The Boston Community Energy Study received funding and technical support from the Massachusetts Clean Energy Center and funding from the Barr Foundation, the U.S. Department of Energy, and the U.S. Department of Homeland Security.
A toolkit for targeted, energy-smart planning Reinhart and Cerezo say their new model is designed to help policymakers and planners focus on problem areas — for instance, buildings responsible for driving peak electricity demand on a hot summer afternoon — and, conversely, on where the best opportunities for energy savings might be found.
Another immediate outcome of their work is concrete guidance for city officials on how to document buildings and collect detailed data, relevant to energy planning, going forward.
Reinhart sees a bright future for these urban building energy models, as both an avenue of continued academic research and a vital resource for those trying to meet climate targets well beyond Boston’s boundaries. The SDL has now developed templates for Boston and Kuwait and is working on new models of Lisbon, Portugal; and Riyadh, Saudi Arabia. The group hopes that the emerging field of urban building energy models will come to a consensus on how to sort and classify city building data across different regions and climate zones.
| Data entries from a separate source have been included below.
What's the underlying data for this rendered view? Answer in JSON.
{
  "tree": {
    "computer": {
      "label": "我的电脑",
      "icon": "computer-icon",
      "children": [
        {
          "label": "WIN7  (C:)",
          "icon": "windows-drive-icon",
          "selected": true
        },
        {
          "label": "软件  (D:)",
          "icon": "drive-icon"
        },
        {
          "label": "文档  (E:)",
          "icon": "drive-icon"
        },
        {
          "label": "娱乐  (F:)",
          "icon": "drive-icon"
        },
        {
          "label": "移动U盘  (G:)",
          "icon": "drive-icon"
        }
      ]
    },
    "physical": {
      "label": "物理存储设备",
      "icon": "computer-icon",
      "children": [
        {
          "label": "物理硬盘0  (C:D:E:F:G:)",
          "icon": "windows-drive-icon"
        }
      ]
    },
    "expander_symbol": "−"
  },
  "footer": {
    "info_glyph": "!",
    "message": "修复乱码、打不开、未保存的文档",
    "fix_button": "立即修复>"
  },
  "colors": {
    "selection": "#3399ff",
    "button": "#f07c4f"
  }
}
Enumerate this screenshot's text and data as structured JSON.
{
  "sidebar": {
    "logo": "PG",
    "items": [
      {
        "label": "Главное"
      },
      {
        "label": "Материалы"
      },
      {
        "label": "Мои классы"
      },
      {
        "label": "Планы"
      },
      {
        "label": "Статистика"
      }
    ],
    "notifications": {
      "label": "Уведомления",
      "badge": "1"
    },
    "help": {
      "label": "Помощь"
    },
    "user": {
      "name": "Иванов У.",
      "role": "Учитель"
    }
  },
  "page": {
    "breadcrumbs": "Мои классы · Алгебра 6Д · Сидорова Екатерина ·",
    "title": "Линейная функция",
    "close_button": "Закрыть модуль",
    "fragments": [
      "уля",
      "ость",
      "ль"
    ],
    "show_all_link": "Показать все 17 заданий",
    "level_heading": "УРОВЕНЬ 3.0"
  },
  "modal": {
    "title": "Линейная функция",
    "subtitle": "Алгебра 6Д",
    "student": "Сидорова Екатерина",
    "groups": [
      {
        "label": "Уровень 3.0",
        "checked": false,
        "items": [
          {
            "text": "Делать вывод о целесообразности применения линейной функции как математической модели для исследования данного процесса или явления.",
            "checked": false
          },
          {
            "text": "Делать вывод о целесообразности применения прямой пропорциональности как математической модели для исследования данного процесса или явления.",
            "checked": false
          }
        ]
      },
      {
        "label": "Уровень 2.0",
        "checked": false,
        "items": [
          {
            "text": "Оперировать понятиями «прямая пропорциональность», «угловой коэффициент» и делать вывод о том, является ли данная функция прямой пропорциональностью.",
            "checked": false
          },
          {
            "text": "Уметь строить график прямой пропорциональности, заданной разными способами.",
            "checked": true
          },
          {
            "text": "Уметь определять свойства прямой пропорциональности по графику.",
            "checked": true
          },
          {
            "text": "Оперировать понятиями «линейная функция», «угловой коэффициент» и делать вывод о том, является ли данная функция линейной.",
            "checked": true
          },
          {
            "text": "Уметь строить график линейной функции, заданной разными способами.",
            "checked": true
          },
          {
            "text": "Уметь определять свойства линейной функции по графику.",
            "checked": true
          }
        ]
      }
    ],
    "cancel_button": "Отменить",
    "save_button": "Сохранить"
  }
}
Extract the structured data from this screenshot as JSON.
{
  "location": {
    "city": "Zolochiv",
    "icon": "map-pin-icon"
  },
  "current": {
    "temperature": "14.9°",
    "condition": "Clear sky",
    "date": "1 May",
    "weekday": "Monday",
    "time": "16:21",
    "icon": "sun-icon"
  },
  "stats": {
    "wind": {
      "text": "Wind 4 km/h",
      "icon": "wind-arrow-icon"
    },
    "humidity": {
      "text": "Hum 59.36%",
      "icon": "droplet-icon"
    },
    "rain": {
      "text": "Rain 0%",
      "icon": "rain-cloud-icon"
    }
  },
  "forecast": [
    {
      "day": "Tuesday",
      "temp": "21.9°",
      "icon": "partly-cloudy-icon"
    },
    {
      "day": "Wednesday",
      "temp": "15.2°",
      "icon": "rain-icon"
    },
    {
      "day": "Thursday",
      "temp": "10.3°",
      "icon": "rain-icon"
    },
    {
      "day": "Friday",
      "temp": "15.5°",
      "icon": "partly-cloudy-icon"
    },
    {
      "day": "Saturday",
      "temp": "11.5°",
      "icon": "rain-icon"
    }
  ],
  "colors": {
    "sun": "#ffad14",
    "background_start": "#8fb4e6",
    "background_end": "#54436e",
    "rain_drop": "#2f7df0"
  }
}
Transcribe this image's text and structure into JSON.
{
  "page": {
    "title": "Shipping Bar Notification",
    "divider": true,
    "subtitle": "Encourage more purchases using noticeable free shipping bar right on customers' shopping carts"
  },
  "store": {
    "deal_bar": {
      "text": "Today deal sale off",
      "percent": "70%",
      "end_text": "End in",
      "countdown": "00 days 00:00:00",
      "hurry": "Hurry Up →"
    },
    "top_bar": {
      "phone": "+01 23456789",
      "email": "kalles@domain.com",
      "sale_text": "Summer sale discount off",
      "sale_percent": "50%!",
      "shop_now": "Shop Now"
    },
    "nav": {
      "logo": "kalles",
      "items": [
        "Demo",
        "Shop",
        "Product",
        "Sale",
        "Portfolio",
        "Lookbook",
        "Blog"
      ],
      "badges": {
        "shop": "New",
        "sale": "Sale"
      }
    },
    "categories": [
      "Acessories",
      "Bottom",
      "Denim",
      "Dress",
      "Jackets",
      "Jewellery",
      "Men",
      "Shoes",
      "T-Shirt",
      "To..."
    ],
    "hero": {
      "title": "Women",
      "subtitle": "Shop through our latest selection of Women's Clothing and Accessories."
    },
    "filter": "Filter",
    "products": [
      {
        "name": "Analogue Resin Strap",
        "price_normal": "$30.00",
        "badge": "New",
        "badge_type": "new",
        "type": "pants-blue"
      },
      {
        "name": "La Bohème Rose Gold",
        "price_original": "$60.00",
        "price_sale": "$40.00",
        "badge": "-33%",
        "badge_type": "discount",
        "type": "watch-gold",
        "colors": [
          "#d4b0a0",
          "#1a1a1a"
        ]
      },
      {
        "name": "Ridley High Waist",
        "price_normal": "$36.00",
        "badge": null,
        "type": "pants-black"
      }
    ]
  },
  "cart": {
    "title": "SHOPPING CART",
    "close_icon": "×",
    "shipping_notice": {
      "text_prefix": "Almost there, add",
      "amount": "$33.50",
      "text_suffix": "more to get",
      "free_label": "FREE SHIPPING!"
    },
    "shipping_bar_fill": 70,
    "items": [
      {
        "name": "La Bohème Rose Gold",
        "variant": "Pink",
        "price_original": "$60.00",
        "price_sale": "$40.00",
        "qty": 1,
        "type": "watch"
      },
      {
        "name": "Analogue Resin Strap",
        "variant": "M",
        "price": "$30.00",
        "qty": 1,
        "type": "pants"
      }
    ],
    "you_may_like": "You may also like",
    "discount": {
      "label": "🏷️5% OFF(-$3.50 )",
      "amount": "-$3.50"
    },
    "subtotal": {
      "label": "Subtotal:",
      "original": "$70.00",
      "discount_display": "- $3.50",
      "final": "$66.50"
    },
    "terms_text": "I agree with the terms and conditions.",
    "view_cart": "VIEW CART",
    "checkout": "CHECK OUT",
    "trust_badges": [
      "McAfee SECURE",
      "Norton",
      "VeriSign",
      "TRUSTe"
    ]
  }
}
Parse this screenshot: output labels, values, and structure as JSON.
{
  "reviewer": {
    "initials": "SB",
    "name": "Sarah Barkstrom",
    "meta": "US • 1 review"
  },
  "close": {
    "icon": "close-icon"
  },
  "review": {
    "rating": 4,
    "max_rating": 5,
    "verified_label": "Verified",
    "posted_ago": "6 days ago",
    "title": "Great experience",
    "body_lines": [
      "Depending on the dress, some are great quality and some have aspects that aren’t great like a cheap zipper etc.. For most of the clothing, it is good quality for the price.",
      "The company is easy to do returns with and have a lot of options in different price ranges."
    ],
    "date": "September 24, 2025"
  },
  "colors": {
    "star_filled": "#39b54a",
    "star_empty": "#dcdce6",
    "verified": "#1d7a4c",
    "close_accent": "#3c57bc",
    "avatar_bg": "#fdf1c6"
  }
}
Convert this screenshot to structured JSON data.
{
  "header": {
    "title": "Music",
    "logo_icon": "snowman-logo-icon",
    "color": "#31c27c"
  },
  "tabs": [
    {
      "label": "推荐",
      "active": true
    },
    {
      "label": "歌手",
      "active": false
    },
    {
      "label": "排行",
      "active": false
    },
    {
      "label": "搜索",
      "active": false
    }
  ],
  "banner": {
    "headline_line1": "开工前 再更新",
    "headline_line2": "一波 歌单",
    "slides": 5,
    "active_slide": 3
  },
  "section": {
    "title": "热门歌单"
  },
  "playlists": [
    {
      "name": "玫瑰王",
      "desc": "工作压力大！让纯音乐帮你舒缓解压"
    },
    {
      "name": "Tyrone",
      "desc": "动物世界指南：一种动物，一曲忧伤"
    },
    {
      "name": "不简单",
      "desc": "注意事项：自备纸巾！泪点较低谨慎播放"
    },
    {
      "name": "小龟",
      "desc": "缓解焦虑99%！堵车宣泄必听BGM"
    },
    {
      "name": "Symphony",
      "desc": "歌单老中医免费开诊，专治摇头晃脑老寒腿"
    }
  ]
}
To be sure, challenges remain: Right now the team is in the process of validating the Boston model, comparing the results of the simulation to actual energy consumption data. “We’ll do this using any building-level energy dataset that we can get our hands on, so the models become more and more accurate,” Reinhart pledges. “Ultimately, our goal is for every city in the world to rely on a citywide energy model to meaningfully manage its future energy supply and carbon emissions.”